And even though some would have you believe it was through grit and determination that those White war veterans achieved such great success and wealth, in reality, it was the exploding equity in the house they’d bought with the government’s help so many years prior that catapulted them to such heights — the same help systemically denied many of the Black soldiers, sailors and flyboys who’d fought, and often died, side by side with them.

And this, of course, doesn’t even take into account the disproportionate number of Blacks now locked in our prisons, the outsized number of men and women of color killed each year by police, the idea that the Blackest city in our country (Washington, D.C.) and our most Latin holding (Puerto Rico) still have no representation in the U.S. Senate and only a single member in the House, or the truly bizarre notion that, in my lifetime, it was illegal for a White person to marry a Black one, but that (still, to this day) it is not a federal crime for a White person to lynch a Black one.

I bring these things up because, I promise you — and I believe this in my heart of hearts — before we can fix race, we first have to fix ourselves. We first have to come to grips with the extent to which we have always and continue to allow a mix of hatred, ignorance and generational racism — White and Black alike — to define us and how we view our fellow man.

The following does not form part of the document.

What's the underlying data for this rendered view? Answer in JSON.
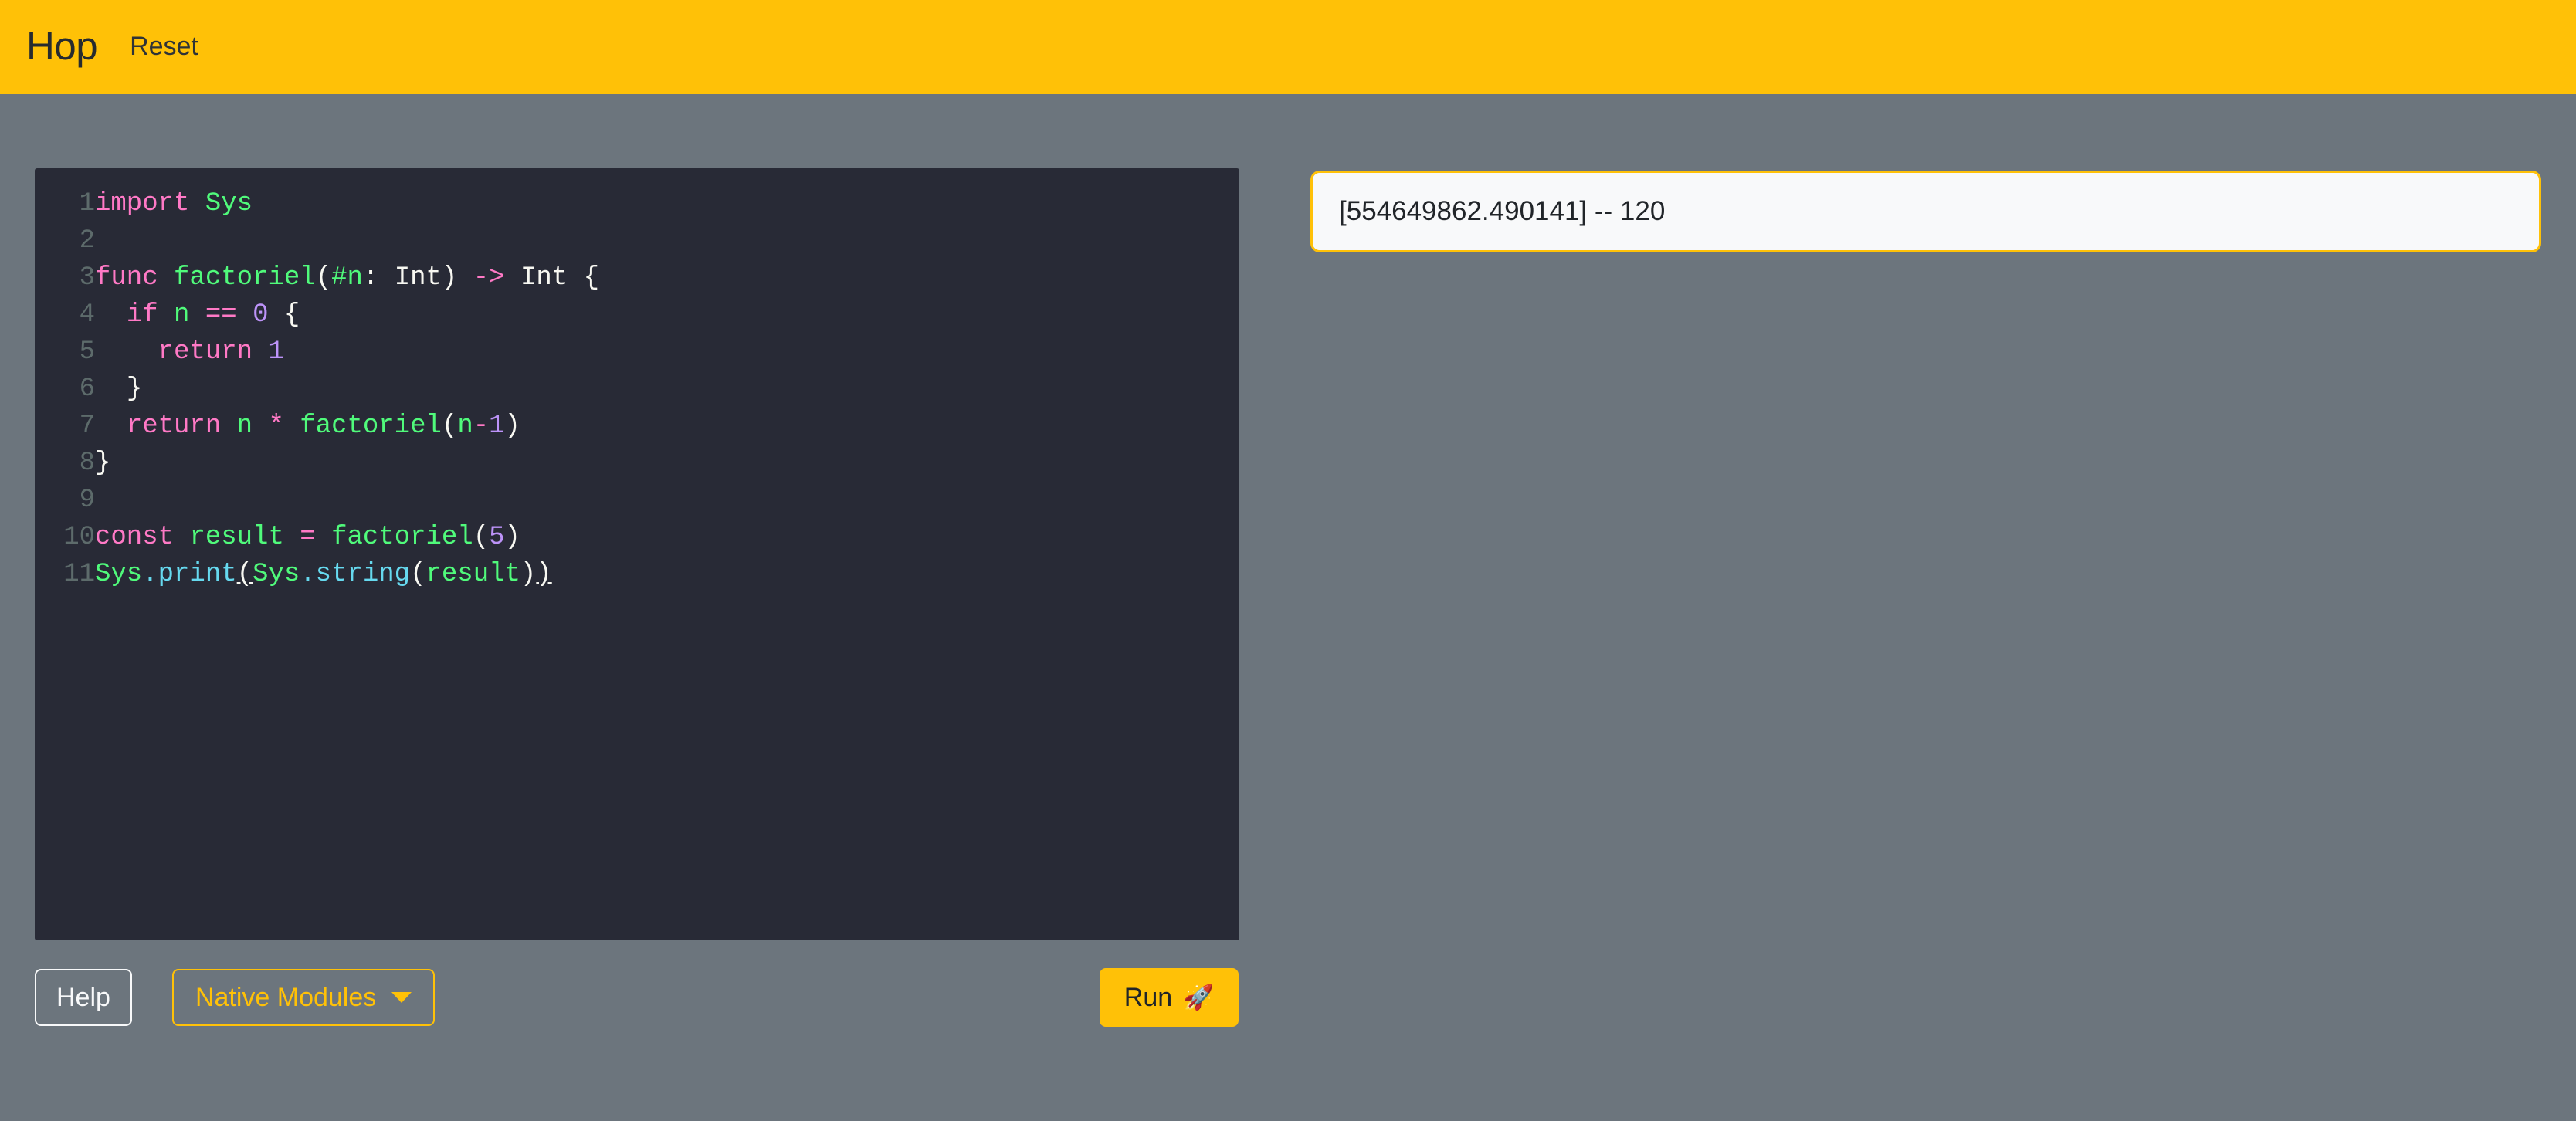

We have to be willing to stand in front of the mirror and to be completely honest about who we see staring back at us.

Look, I love this country. As a classical musician, to this day, I cannot listen to Aaron Copland’s “The Tender Land” and not be brought to tears by the image of a rich and bountiful land being settled, while behind it, homestead by homestead, a great and noble country is formed.

But please, my friends, we must stop kidding ourselves. We are not without sin. And at least one of those sins continues to haunt us to this day. It is the sin of denial. It is the sin of self-delusion. It is the sin of buying into the myth of America without also buying into the reality of America. Because it’s in the marriage of those two important and historical concepts — American’s myth and its reality — that our future greatness lies as a country.

We can and will get there. I know it. But first we have to be willing to accept our current flaws and our racist past, learn from them, and then move on as one, a better, stronger, more united nation.

Because at the end of the day, I ask you: How can we ever fix a problem if we’re not able to even talk about it?

If you’d like to share your story, email Editor Jeff D’Alessio at jdalessio@news-gazette.com.

UI School of Music alumna Sheila Johnson received the university’s Alumni Achievement Award in 2008. Among the Salamander Hotels and Resorts CEO’s claims to fame: becoming the first African American woman to be an owner or partner of three professional sports franchises (Washington’s Capitals, Wizards and Mystics).